[Start of section]

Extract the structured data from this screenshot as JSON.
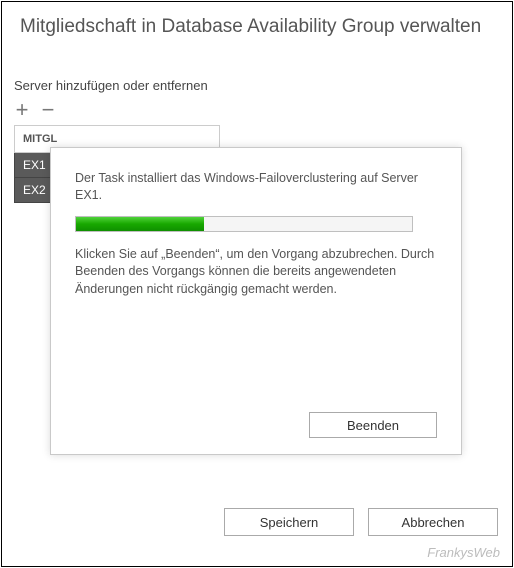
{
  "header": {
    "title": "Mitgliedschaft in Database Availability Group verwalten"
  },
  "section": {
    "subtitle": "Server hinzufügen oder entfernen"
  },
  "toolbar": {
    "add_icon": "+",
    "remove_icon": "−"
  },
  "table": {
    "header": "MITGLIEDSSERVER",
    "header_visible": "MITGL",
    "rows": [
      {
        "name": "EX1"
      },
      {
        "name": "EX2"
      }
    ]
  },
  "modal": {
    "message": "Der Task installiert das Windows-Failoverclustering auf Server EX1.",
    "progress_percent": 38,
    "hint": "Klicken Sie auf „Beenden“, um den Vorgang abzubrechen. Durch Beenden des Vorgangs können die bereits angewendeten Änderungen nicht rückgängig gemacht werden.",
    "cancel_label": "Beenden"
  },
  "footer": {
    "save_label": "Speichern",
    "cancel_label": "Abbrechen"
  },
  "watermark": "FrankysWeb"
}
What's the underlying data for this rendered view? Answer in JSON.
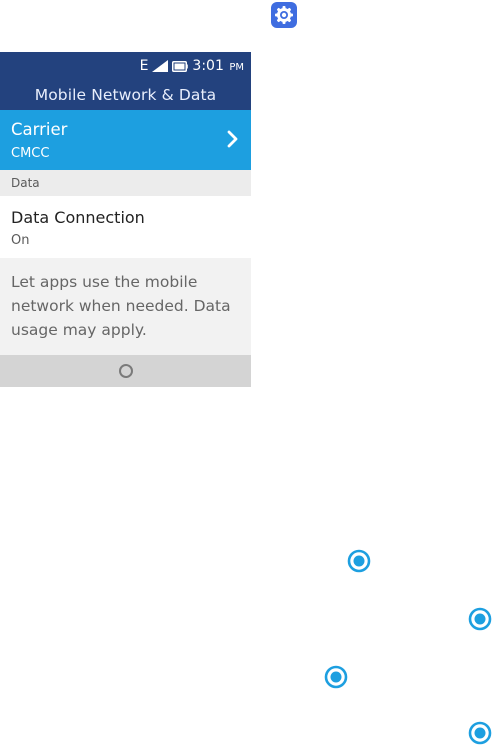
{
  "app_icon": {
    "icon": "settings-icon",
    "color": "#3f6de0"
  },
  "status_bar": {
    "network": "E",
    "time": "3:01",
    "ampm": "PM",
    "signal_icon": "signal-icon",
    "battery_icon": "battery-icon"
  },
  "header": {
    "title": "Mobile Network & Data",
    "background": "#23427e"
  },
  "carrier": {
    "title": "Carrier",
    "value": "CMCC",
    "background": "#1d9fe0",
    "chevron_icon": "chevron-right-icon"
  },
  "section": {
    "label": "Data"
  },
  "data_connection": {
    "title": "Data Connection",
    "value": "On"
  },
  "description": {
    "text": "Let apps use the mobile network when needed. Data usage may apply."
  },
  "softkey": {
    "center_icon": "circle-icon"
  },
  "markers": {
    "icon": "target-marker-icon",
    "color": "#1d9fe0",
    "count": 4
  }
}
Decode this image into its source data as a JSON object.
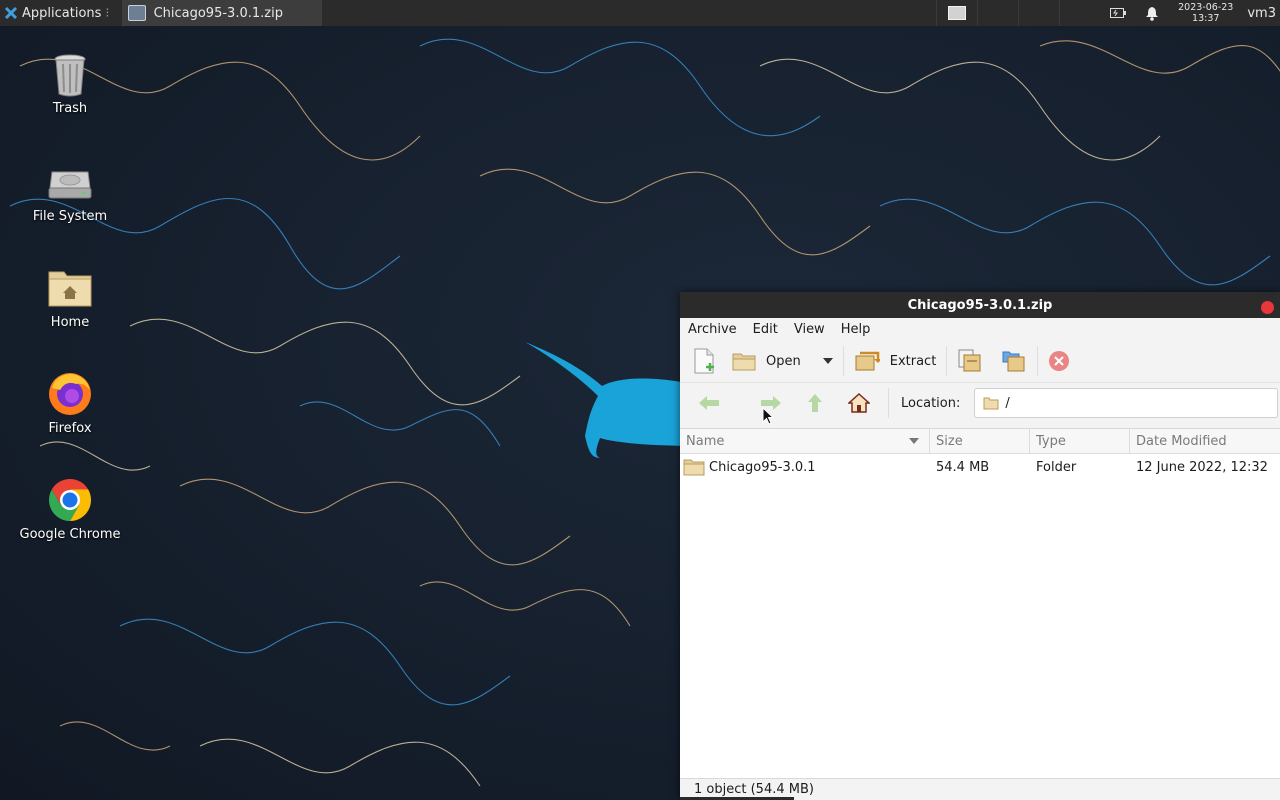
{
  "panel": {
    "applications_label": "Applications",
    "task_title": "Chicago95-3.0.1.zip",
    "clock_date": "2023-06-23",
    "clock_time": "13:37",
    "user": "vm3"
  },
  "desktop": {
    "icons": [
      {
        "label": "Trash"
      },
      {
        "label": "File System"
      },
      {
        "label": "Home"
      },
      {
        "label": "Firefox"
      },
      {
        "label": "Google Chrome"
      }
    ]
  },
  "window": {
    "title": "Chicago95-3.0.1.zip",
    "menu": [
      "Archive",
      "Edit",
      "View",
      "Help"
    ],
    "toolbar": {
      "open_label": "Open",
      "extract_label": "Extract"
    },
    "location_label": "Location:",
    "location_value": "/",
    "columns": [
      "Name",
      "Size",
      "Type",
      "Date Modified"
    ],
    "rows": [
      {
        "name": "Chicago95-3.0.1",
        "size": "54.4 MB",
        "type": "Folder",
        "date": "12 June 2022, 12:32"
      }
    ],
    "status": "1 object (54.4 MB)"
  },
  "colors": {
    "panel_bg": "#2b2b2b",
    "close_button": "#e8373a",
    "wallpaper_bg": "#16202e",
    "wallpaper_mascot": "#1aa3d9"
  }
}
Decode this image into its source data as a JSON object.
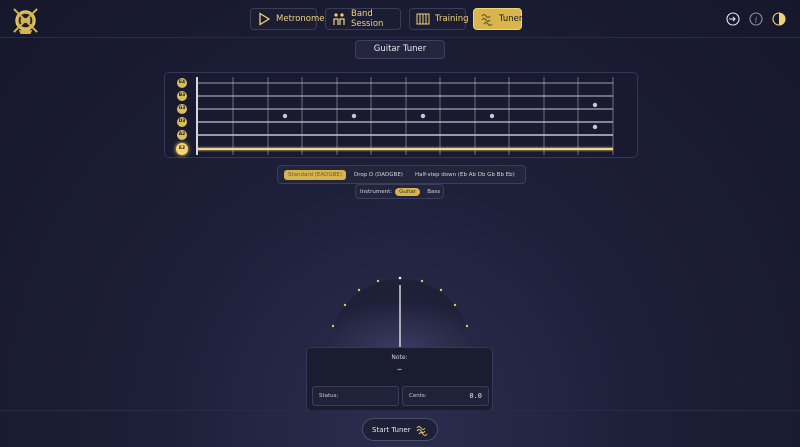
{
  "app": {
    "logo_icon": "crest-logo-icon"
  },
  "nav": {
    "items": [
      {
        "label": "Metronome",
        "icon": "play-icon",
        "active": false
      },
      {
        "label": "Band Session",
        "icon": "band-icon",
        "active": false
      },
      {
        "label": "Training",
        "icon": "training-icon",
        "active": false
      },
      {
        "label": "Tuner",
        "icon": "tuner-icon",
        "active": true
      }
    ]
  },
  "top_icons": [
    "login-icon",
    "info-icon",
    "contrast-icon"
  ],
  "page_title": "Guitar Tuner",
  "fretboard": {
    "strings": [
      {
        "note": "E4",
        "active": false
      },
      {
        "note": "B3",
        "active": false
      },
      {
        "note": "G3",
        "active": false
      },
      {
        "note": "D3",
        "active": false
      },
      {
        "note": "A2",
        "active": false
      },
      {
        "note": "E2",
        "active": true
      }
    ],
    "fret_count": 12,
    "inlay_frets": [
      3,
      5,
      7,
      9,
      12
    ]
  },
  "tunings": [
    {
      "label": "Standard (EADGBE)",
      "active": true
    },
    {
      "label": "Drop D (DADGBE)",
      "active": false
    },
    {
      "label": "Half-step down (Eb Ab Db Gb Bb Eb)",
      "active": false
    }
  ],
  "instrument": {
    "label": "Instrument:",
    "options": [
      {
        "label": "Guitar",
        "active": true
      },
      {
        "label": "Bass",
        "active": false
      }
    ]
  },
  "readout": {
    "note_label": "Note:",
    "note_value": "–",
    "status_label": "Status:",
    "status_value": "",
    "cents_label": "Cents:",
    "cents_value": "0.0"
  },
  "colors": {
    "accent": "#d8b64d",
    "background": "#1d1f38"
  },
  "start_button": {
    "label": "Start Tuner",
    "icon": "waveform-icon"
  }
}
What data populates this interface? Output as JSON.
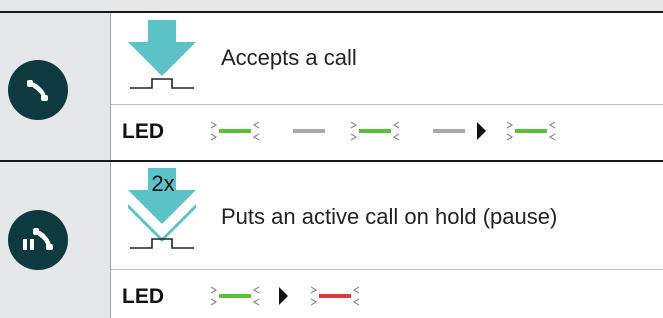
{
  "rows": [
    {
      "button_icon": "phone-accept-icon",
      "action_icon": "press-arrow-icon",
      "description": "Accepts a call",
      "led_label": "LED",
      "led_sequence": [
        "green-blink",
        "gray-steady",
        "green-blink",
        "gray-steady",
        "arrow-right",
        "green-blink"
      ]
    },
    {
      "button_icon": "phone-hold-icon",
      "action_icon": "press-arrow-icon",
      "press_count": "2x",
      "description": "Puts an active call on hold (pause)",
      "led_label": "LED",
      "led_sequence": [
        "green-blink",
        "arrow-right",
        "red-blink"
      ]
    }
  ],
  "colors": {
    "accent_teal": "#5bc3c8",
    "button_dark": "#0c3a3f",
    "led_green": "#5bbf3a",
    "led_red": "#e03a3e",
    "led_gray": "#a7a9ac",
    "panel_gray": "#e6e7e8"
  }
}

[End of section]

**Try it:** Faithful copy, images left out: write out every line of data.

**Task response:**
Extract the structured data from this screenshot as JSON.
{
  "header": {
    "title": "Mitgliedschaft in Database Availability Group verwalten"
  },
  "section": {
    "subtitle": "Server hinzufügen oder entfernen"
  },
  "toolbar": {
    "add_icon": "+",
    "remove_icon": "−"
  },
  "table": {
    "header": "MITGLIEDSSERVER",
    "header_visible": "MITGL",
    "rows": [
      {
        "name": "EX1"
      },
      {
        "name": "EX2"
      }
    ]
  },
  "modal": {
    "message": "Der Task installiert das Windows-Failoverclustering auf Server EX1.",
    "progress_percent": 38,
    "hint": "Klicken Sie auf „Beenden“, um den Vorgang abzubrechen. Durch Beenden des Vorgangs können die bereits angewendeten Änderungen nicht rückgängig gemacht werden.",
    "cancel_label": "Beenden"
  },
  "footer": {
    "save_label": "Speichern",
    "cancel_label": "Abbrechen"
  },
  "watermark": "FrankysWeb"
}
What's the underlying data for this rendered view? Answer in JSON.
{
  "app_icon": {
    "icon": "settings-icon",
    "color": "#3f6de0"
  },
  "status_bar": {
    "network": "E",
    "time": "3:01",
    "ampm": "PM",
    "signal_icon": "signal-icon",
    "battery_icon": "battery-icon"
  },
  "header": {
    "title": "Mobile Network & Data",
    "background": "#23427e"
  },
  "carrier": {
    "title": "Carrier",
    "value": "CMCC",
    "background": "#1d9fe0",
    "chevron_icon": "chevron-right-icon"
  },
  "section": {
    "label": "Data"
  },
  "data_connection": {
    "title": "Data Connection",
    "value": "On"
  },
  "description": {
    "text": "Let apps use the mobile network when needed. Data usage may apply."
  },
  "softkey": {
    "center_icon": "circle-icon"
  },
  "markers": {
    "icon": "target-marker-icon",
    "color": "#1d9fe0",
    "count": 4
  }
}
Decode this image into its source data as a JSON object.
{
  "panel": {
    "applications_label": "Applications",
    "task_title": "Chicago95-3.0.1.zip",
    "clock_date": "2023-06-23",
    "clock_time": "13:37",
    "user": "vm3"
  },
  "desktop": {
    "icons": [
      {
        "label": "Trash"
      },
      {
        "label": "File System"
      },
      {
        "label": "Home"
      },
      {
        "label": "Firefox"
      },
      {
        "label": "Google Chrome"
      }
    ]
  },
  "window": {
    "title": "Chicago95-3.0.1.zip",
    "menu": [
      "Archive",
      "Edit",
      "View",
      "Help"
    ],
    "toolbar": {
      "open_label": "Open",
      "extract_label": "Extract"
    },
    "location_label": "Location:",
    "location_value": "/",
    "columns": [
      "Name",
      "Size",
      "Type",
      "Date Modified"
    ],
    "rows": [
      {
        "name": "Chicago95-3.0.1",
        "size": "54.4 MB",
        "type": "Folder",
        "date": "12 June 2022, 12:32"
      }
    ],
    "status": "1 object (54.4 MB)"
  },
  "colors": {
    "panel_bg": "#2b2b2b",
    "close_button": "#e8373a",
    "wallpaper_bg": "#16202e",
    "wallpaper_mascot": "#1aa3d9"
  }
}
Decode this image into its source data as a JSON object.
{
  "app": {
    "logo_icon": "crest-logo-icon"
  },
  "nav": {
    "items": [
      {
        "label": "Metronome",
        "icon": "play-icon",
        "active": false
      },
      {
        "label": "Band Session",
        "icon": "band-icon",
        "active": false
      },
      {
        "label": "Training",
        "icon": "training-icon",
        "active": false
      },
      {
        "label": "Tuner",
        "icon": "tuner-icon",
        "active": true
      }
    ]
  },
  "top_icons": [
    "login-icon",
    "info-icon",
    "contrast-icon"
  ],
  "page_title": "Guitar Tuner",
  "fretboard": {
    "strings": [
      {
        "note": "E4",
        "active": false
      },
      {
        "note": "B3",
        "active": false
      },
      {
        "note": "G3",
        "active": false
      },
      {
        "note": "D3",
        "active": false
      },
      {
        "note": "A2",
        "active": false
      },
      {
        "note": "E2",
        "active": true
      }
    ],
    "fret_count": 12,
    "inlay_frets": [
      3,
      5,
      7,
      9,
      12
    ]
  },
  "tunings": [
    {
      "label": "Standard (EADGBE)",
      "active": true
    },
    {
      "label": "Drop D (DADGBE)",
      "active": false
    },
    {
      "label": "Half-step down (Eb Ab Db Gb Bb Eb)",
      "active": false
    }
  ],
  "instrument": {
    "label": "Instrument:",
    "options": [
      {
        "label": "Guitar",
        "active": true
      },
      {
        "label": "Bass",
        "active": false
      }
    ]
  },
  "readout": {
    "note_label": "Note:",
    "note_value": "–",
    "status_label": "Status:",
    "status_value": "",
    "cents_label": "Cents:",
    "cents_value": "0.0"
  },
  "colors": {
    "accent": "#d8b64d",
    "background": "#1d1f38"
  },
  "start_button": {
    "label": "Start Tuner",
    "icon": "waveform-icon"
  }
}
What data populates this interface? Output as JSON.
{
  "rows": [
    {
      "button_icon": "phone-accept-icon",
      "action_icon": "press-arrow-icon",
      "description": "Accepts a call",
      "led_label": "LED",
      "led_sequence": [
        "green-blink",
        "gray-steady",
        "green-blink",
        "gray-steady",
        "arrow-right",
        "green-blink"
      ]
    },
    {
      "button_icon": "phone-hold-icon",
      "action_icon": "press-arrow-icon",
      "press_count": "2x",
      "description": "Puts an active call on hold (pause)",
      "led_label": "LED",
      "led_sequence": [
        "green-blink",
        "arrow-right",
        "red-blink"
      ]
    }
  ],
  "colors": {
    "accent_teal": "#5bc3c8",
    "button_dark": "#0c3a3f",
    "led_green": "#5bbf3a",
    "led_red": "#e03a3e",
    "led_gray": "#a7a9ac",
    "panel_gray": "#e6e7e8"
  }
}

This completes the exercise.